The most recent official assessment of social housing need was published in September 2018 and showed 71,858 households qualified for social housing. Over a quarter of these households have been on the list for over seven years.
While the Government has introduced a range of policies to tackle homelessness, the growing number of people becoming homelessness shows they are inadequate.
Some of the problems are long running – such as the decision to cut social housing spending by 72% between 2008 and 2012 (€1.38bn to €390m), but short term measures such as Rent Supplement levels, rising rents and reduced welfare rates for under-25s have not been tackled either.
Focus Ireland has published a large number of evidence-based proposals for positive change and all are free to download here.
During 2018 alone, Focus Ireland services across the country provided support to over 15,500 people. It is important to recognise that, given our strong commitment to preventing homelessness, not all of these were homeless – many were seeking support to avoid becoming homeless.
We believe that having a place to call home is the most fundamental of human rights.
‘Home’ is a powerful word. It means many things to many people. At its most basic, we believe that the word ‘home’ means a safe and secure place where you can truly be yourself.
We all take having a home for granted. But imagine if you woke up tomorrow to the news that you’d lost your home. What would you do? Where would you go? What would it mean for your job? What would it mean for your children’s schooling?
Imagine not having a say in when you’d like to go to sleep. Imagine not having cooking facilities. When you don’t have a home, every mundane, routine aspect of your day becomes another hurdle to overcome. And now imagine you have a young family to look after, and you’re in nightmare territory.

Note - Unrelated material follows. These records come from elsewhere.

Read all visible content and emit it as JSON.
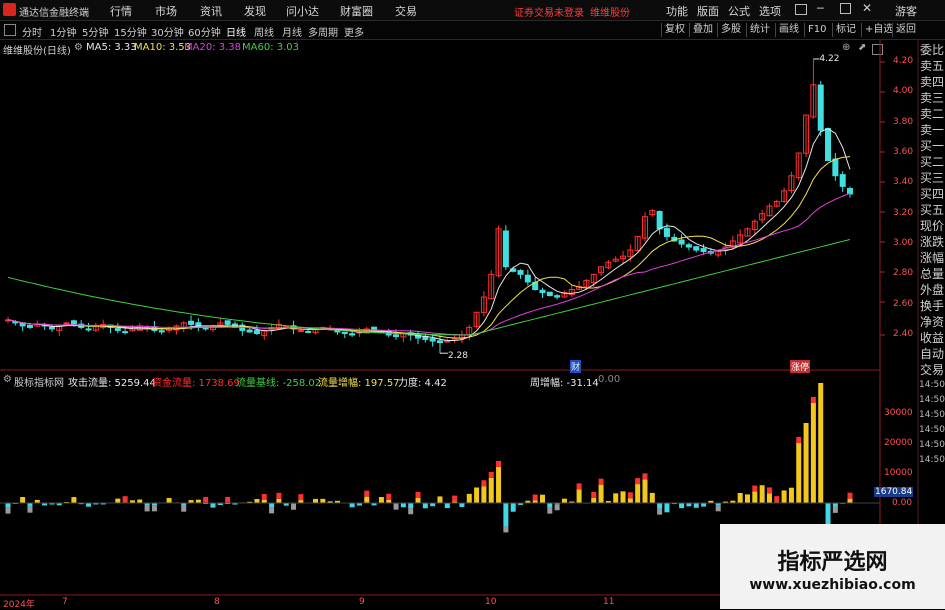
{
  "topbar": {
    "app_name": "通达信金融终端",
    "menus": [
      "行情",
      "市场",
      "资讯",
      "发现",
      "问小达",
      "财富圈",
      "交易"
    ],
    "login_msg": "证券交易未登录",
    "stock_link": "维维股份",
    "right_menus": [
      "功能",
      "版面",
      "公式",
      "选项"
    ],
    "guest": "游客"
  },
  "toolbar": {
    "periods": [
      "分时",
      "1分钟",
      "5分钟",
      "15分钟",
      "30分钟",
      "60分钟",
      "日线",
      "周线",
      "月线",
      "多周期",
      "更多"
    ],
    "active_period": "日线",
    "right_tools": [
      "复权",
      "叠加",
      "多股",
      "统计",
      "画线",
      "F10",
      "标记",
      "+自选",
      "返回"
    ]
  },
  "main_legend": {
    "title": "维维股份(日线)",
    "ma": [
      {
        "label": "MA5: 3.33",
        "color": "#e8e8e8"
      },
      {
        "label": "MA10: 3.53",
        "color": "#f2e14a"
      },
      {
        "label": "MA20: 3.38",
        "color": "#e040e0"
      },
      {
        "label": "MA60: 3.03",
        "color": "#40d040"
      }
    ]
  },
  "price_axis": [
    "4.20",
    "4.00",
    "3.80",
    "3.60",
    "3.40",
    "3.20",
    "3.00",
    "2.80",
    "2.60",
    "2.40"
  ],
  "annotations": {
    "high": "4.22",
    "low": "2.28",
    "mark1": "财",
    "mark2": "涨停"
  },
  "sidebar": [
    "委比",
    "卖五",
    "卖四",
    "卖三",
    "卖二",
    "卖一",
    "买一",
    "买二",
    "买三",
    "买四",
    "买五",
    "现价",
    "涨跌",
    "涨幅",
    "总量",
    "外盘",
    "换手",
    "净资",
    "收益",
    "自动",
    "交易",
    "14:50",
    "14:50",
    "14:50",
    "14:50",
    "14:50",
    "14:50"
  ],
  "indicator": {
    "name": "股标指标网",
    "items": [
      {
        "label": "攻击流量: 5259.44",
        "color": "#e8e8e8"
      },
      {
        "label": "资金流量: 1738.69",
        "color": "#ff3030"
      },
      {
        "label": "流量基线: -258.02",
        "color": "#40d040"
      },
      {
        "label": "流量增幅: 197.57",
        "color": "#f2e14a"
      },
      {
        "label": "力度: 4.42",
        "color": "#e8e8e8"
      },
      {
        "label": "周增幅: -31.14",
        "color": "#e8e8e8"
      },
      {
        "label": "0.00",
        "color": "#888888"
      }
    ],
    "axis": [
      "30000",
      "20000",
      "10000",
      "0.00"
    ],
    "current_value": "1670.84"
  },
  "xaxis": [
    "2024年",
    "7",
    "8",
    "9",
    "10",
    "11"
  ],
  "watermark": {
    "title": "指标严选网",
    "url": "www.xuezhibiao.com"
  },
  "colors": {
    "up": "#ff3030",
    "down": "#40e0e0",
    "ma5": "#e8e8e8",
    "ma10": "#f2e14a",
    "ma20": "#e040e0",
    "ma60": "#40d040",
    "vol_up": "#f2c81e",
    "vol_dn": "#40d8e8",
    "vol_gray": "#9a9a9a"
  },
  "chart_data": {
    "type": "candlestick",
    "title": "维维股份(日线)",
    "ylim": [
      2.28,
      4.22
    ],
    "series": [
      {
        "name": "MA5",
        "last": 3.33
      },
      {
        "name": "MA10",
        "last": 3.53
      },
      {
        "name": "MA20",
        "last": 3.38
      },
      {
        "name": "MA60",
        "last": 3.03
      }
    ],
    "closes": [
      2.5,
      2.48,
      2.46,
      2.45,
      2.47,
      2.46,
      2.44,
      2.46,
      2.48,
      2.47,
      2.45,
      2.44,
      2.46,
      2.47,
      2.45,
      2.43,
      2.42,
      2.44,
      2.46,
      2.45,
      2.43,
      2.42,
      2.44,
      2.46,
      2.48,
      2.47,
      2.45,
      2.44,
      2.46,
      2.48,
      2.47,
      2.45,
      2.43,
      2.42,
      2.41,
      2.43,
      2.45,
      2.47,
      2.46,
      2.44,
      2.43,
      2.42,
      2.44,
      2.45,
      2.44,
      2.42,
      2.41,
      2.4,
      2.42,
      2.44,
      2.43,
      2.42,
      2.4,
      2.39,
      2.41,
      2.4,
      2.38,
      2.37,
      2.36,
      2.35,
      2.36,
      2.38,
      2.4,
      2.45,
      2.55,
      2.65,
      2.8,
      3.1,
      2.85,
      2.82,
      2.8,
      2.75,
      2.7,
      2.68,
      2.66,
      2.65,
      2.68,
      2.7,
      2.72,
      2.76,
      2.8,
      2.85,
      2.88,
      2.9,
      2.92,
      2.96,
      3.05,
      3.18,
      3.22,
      3.1,
      3.05,
      3.02,
      3.0,
      2.98,
      2.96,
      2.95,
      2.94,
      2.95,
      2.98,
      3.02,
      3.06,
      3.1,
      3.15,
      3.2,
      3.25,
      3.28,
      3.35,
      3.45,
      3.6,
      3.85,
      4.05,
      3.75,
      3.55,
      3.45,
      3.38,
      3.33
    ]
  }
}
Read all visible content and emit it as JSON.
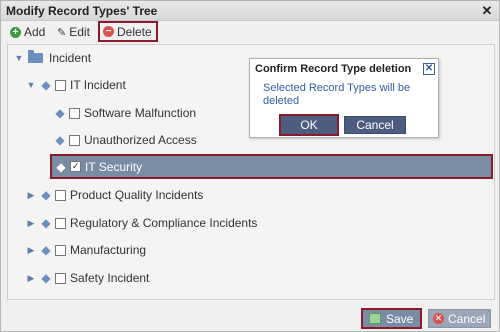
{
  "window": {
    "title": "Modify Record Types' Tree",
    "close_glyph": "✕"
  },
  "toolbar": {
    "add_label": "Add",
    "edit_label": "Edit",
    "delete_label": "Delete"
  },
  "tree": {
    "root": {
      "label": "Incident",
      "expanded": true
    },
    "nodes": [
      {
        "label": "IT Incident",
        "expanded": true,
        "checked": false
      },
      {
        "label": "Software Malfunction",
        "checked": false
      },
      {
        "label": "Unauthorized Access",
        "checked": false
      },
      {
        "label": "IT Security",
        "checked": true,
        "selected": true
      },
      {
        "label": "Product Quality Incidents",
        "expanded": false,
        "checked": false
      },
      {
        "label": "Regulatory & Compliance Incidents",
        "expanded": false,
        "checked": false
      },
      {
        "label": "Manufacturing",
        "expanded": false,
        "checked": false
      },
      {
        "label": "Safety Incident",
        "expanded": false,
        "checked": false
      }
    ]
  },
  "footer": {
    "save_label": "Save",
    "cancel_label": "Cancel"
  },
  "dialog": {
    "title": "Confirm Record Type deletion",
    "message": "Selected Record Types will be deleted",
    "ok_label": "OK",
    "cancel_label": "Cancel",
    "close_glyph": "✕"
  },
  "colors": {
    "highlight_border": "#8b1a2b",
    "selected_row_bg": "#7a8ba4",
    "dialog_button_bg": "#4c5d80",
    "tree_icon": "#6a8fbf",
    "message_text": "#2f5fa3"
  }
}
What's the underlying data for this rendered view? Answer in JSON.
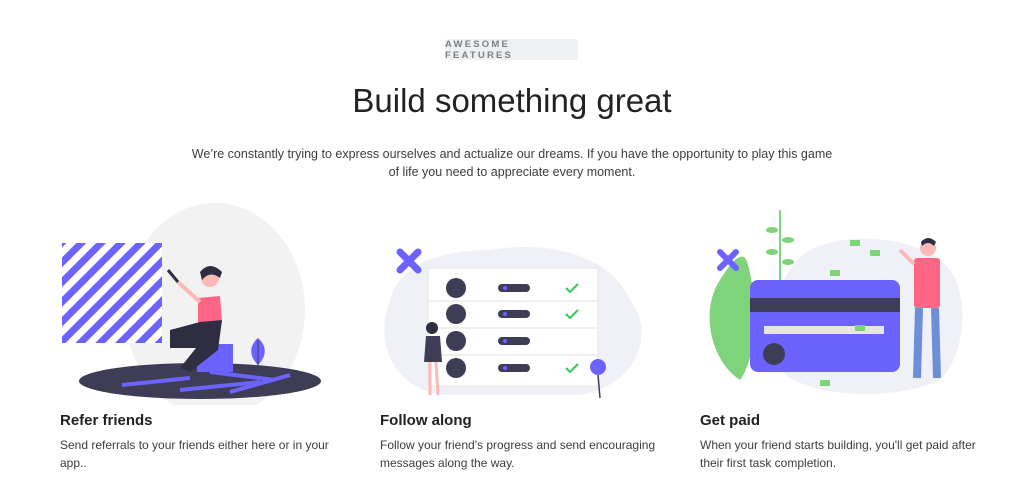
{
  "header": {
    "badge": "AWESOME FEATURES",
    "title": "Build something great",
    "lead": "We’re constantly trying to express ourselves and actualize our dreams. If you have the opportunity to play this game of life you need to appreciate every moment."
  },
  "features": [
    {
      "illustration": "refer-friends-illustration",
      "title": "Refer friends",
      "text": "Send referrals to your friends either here or in your app.."
    },
    {
      "illustration": "follow-along-illustration",
      "title": "Follow along",
      "text": "Follow your friend's progress and send encouraging messages along the way."
    },
    {
      "illustration": "get-paid-illustration",
      "title": "Get paid",
      "text": "When your friend starts building, you'll get paid after their first task completion."
    }
  ],
  "colors": {
    "accent": "#6c63ff",
    "dark": "#3f3d56",
    "green": "#7ed37b",
    "check": "#34c759",
    "pink": "#ff6584",
    "light_bg": "#f0f0f7"
  }
}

The right to housing is recognized by the United Nations (Article 25 in the Universal Declaration of Human Rights) and the UN has been active in highlighting homelessness as a violation of human rights. The UN has released a new report on homelessness addressing the right to adequate housing. Focus Ireland has actively participated in this process, both in our own right and as part of FEANTSA (the European Federation of National Associations Working with the Homeless).